Statistics Home The Latest News Contents The High Court Case Feedback



    In his article in the Age, dated 22 April 2002, Kenneth Davidson said:

"Is it any surprise that a Coalition plan will deliver more money to privileged schools?"

  He was commenting, amongst other things,  on the 66 page paper prepared for the Liberal Party think-tank, the Menzies Foundation. The fact that this paper was too much for the new Education Minister, Brendan Nelson, -a pleasant product of St. Ignatius College Adelaide, appointed to sweet-talk and hose down the militant pro-public education Australian Education Union,- does not mean that it will not become Howard Government policy.

Kenneth Davidson argues that,  far from widening parental (or for that matter children's) choices, the Menzies paper is about re-enforcing privilege and increasing socio-economic inequality. As such it is contemptible education policy for Australia.

DOGS agree. It recommends further funding of private education but no extra funding at the federal level for government schools. It is assumed that further funding is always required to provide "choice" of private education and private schools. But it similarly assumes that public schools are to be criticised, vilified and victimised as overcentralised , needing further parental involvement! For some reason, public education never needs further funding, only structural changes.

There is a deafening silence about ever increasing fees charged by private religious schools;  growing evidence of criminal abuse of some children in such schools; and enormous indirect funding obtained because private church schools are labelled "charitable"! And one wonders if the ALP will once again engage in fawning mee-tooism.

We reproduce Davidson's further comments for your information:

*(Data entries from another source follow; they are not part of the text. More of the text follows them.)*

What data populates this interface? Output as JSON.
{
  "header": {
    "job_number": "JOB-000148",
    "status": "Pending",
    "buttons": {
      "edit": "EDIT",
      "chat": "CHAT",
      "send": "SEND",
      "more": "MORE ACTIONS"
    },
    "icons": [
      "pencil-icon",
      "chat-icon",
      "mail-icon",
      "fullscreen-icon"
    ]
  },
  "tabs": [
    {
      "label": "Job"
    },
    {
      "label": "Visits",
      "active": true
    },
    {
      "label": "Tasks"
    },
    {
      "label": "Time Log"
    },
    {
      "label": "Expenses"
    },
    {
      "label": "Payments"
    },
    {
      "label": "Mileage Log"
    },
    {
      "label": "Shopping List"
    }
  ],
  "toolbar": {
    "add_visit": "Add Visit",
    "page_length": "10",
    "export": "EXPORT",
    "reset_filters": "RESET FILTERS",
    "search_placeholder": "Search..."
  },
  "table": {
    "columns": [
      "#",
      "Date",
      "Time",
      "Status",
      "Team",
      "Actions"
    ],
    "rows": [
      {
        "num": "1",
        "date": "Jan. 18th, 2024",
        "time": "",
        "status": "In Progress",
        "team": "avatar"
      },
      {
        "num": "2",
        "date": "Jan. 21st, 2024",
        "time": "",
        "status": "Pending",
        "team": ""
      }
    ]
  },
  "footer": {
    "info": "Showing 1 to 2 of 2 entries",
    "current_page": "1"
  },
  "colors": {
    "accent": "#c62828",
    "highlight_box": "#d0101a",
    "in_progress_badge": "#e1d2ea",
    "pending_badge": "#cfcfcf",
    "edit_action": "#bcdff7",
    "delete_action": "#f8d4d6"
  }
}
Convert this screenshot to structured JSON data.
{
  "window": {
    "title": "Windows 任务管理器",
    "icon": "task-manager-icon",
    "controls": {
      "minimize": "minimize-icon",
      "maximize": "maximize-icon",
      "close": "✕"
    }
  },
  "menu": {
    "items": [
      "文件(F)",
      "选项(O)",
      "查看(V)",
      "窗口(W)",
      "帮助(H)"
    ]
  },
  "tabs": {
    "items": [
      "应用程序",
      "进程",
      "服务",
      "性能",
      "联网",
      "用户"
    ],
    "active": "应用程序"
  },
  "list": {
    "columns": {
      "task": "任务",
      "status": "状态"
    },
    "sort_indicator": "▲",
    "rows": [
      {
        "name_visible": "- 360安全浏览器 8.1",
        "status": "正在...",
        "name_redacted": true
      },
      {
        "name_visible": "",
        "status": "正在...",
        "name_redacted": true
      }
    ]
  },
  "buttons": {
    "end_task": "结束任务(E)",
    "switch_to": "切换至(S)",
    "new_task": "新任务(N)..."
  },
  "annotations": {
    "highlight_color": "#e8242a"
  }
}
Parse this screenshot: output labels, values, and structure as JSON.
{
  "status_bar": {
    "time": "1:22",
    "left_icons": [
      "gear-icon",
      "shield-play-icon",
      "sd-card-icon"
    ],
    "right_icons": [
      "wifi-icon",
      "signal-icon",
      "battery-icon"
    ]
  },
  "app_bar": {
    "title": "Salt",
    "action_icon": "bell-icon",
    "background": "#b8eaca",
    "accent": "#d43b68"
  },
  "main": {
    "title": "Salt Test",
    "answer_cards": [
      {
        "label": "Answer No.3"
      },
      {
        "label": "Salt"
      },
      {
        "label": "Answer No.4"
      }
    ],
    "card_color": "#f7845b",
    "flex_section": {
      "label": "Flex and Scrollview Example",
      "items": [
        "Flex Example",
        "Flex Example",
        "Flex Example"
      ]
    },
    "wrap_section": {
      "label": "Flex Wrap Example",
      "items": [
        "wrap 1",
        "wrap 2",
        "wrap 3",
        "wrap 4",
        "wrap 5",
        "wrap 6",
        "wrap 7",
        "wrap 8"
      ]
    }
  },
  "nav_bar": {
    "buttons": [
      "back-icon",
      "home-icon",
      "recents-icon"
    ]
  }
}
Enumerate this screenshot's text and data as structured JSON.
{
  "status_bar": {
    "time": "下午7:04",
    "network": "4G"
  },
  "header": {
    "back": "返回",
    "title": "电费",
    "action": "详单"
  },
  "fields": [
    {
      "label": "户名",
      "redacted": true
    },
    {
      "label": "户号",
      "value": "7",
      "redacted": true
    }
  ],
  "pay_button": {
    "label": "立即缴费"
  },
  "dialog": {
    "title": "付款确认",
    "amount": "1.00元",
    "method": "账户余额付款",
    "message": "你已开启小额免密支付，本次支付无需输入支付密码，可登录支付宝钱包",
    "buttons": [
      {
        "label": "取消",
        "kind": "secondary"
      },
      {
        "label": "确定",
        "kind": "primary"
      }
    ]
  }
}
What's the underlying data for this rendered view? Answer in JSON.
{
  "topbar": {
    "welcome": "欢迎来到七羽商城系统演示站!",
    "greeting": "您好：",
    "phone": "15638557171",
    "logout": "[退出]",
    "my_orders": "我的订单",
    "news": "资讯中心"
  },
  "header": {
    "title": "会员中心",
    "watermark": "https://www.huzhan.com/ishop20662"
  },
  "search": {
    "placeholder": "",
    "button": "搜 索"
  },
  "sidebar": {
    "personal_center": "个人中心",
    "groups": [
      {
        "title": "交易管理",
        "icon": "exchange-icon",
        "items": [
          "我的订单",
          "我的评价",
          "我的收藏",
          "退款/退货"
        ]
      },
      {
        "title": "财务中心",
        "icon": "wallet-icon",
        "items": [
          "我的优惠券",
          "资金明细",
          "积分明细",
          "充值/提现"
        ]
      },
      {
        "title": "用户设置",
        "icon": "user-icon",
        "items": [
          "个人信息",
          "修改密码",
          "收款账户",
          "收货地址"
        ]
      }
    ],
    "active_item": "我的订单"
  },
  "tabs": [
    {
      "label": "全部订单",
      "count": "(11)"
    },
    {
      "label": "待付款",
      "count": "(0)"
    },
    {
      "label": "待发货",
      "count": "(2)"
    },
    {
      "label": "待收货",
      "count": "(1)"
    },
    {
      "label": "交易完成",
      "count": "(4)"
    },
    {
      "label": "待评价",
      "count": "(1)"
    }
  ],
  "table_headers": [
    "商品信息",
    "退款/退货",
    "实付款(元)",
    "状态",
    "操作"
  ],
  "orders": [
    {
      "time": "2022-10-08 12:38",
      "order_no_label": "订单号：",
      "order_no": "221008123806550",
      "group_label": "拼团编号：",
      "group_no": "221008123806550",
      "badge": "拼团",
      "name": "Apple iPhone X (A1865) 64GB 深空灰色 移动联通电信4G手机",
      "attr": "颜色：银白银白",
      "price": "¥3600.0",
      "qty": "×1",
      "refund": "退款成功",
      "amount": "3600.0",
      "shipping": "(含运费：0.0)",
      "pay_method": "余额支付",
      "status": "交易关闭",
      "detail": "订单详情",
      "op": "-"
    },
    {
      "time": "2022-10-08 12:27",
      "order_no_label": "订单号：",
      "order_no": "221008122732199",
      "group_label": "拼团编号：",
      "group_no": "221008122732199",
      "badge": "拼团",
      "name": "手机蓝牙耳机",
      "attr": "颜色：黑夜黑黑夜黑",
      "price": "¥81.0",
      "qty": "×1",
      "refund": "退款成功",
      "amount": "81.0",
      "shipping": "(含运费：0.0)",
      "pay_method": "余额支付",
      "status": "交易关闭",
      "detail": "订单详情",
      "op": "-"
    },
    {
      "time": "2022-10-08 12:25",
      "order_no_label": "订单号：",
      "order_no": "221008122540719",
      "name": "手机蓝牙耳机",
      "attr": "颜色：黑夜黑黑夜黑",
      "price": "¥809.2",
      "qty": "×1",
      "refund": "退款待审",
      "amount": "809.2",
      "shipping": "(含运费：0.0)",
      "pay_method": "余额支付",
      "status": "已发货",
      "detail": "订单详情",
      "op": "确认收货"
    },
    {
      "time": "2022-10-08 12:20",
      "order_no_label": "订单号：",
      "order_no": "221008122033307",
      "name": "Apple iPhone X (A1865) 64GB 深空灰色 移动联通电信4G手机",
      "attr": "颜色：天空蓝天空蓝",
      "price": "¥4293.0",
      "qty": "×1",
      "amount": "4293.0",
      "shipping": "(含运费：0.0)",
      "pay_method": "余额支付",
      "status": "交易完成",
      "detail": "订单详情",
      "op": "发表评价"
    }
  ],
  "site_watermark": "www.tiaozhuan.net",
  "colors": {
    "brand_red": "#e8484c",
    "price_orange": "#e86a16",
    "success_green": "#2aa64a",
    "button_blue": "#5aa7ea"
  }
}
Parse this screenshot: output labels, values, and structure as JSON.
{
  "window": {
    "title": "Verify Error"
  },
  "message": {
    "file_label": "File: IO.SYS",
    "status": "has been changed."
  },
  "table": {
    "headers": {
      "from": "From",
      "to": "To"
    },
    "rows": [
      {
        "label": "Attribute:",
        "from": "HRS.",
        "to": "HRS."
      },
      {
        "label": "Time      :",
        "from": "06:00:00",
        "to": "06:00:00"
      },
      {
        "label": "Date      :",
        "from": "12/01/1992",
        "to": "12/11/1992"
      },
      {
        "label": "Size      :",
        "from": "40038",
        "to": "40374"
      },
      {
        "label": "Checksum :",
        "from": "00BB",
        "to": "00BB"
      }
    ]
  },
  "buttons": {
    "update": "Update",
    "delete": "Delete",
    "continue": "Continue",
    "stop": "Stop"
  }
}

" Commonwealth funding is being switched from public to private schools to reinforce middle-class predilection to acquire educational advantage for their children.

This is bad educationally and bad socially, but it's brilliant wedge politics. Stir up incipient middle-class resentment about paying taxes in order to finance a residualised public system that the middle class is becoming increasingly unwilling to use.

The Coalition is the great residualiser under the rubric of high principle (freedom to choose in the case of education) .....

The paper on education was rejected by the new Education Minister, Brendan Nelson, but it may be read as an ambit claim to test public opinion.


The authors say that most government schools are "safety net" schools. Why? Not because they are under-funded and under-resourced, but because they are operated under a stultifying, centralised, bureaucratic control that excludes innovation, competition and parental involvement.

The solution offered? Equality of funding, which just happens to mean more money for non-government schools allocated in a way that will give the greatest amounts to the wealthiest independent schools.

Funny isn't it? The per-student funding gap from all sources in favour of non-government schools is $1400 under present arrangements and is expected to grow to $2200 in 2005, based on Commonwealth figures.

According to the Menzies paper:" the amount of government support for students' education should be based on the average cost of educating a student at a government school, adjusted upward where required according to a schedule of costs based on educational need. Parental contributions to tuition fees and education expenses should be tax-deductible.

If this outrageous ambit claim on behalf of mainly rich parents was met by the government, the effect would be to widen the average resource gap between government and non-government schools from $3500 now to $4500 in 2005 - and cost revenue about $3 billion a year.

Why? If additional resourcing is not the answer 6to the problems of government schools, how is the additional public funding proposed for non-government schools going to improve them?

Well no, it's not the money, it's the principle. According to the paper:"It is not possible to reconcile a commitment to choice and a commitment to "free" education without an equal amount of money to students with similar education needs."

So it is all about choice. According to the paper, all parents should have the right to choose, and poor parents will be just as willing as wealthy parents to exercise choice. But under the Liberal proposals, the chances of the poor getting a quality education would be even more problematic than now.

Choice of what? Not everybody can buy a "superior" or "exclusive" education. Most purchasers of a private education see their purchase as a "positional good" designed to buy a better position on the socio-economic ladder of life. Some want their religious beliefs passed on without the contamination of a diverse student population.

Why should the taxpayer fund these choices? Even now, the majority of the population want a quality public education for their children, some because they believe in an inclusive education system and others because they cant afford a private education. "

Quite right Kenneth Davidson. Australian parents, children, and communities want - and need :


They do not want - or need - a system of  church schools which select children on the basis of  creed, colour, or parental bank balance. Nor should taxpayer be expected to prop up with billions of dollars a financially and morally bankrupt system which  never has and never will educate all our Australian children.



If you have a message for supporters of public education:

Please Contact:
Ray Nilsen  on
(03) 9326 9277 or Fax: (03) 9326 9180
Postal address:
P.O. BOX 4869
Melbourne Victoria Australia 3001
Or complete our feedback form.
Last modified:Monday, 25 April 2005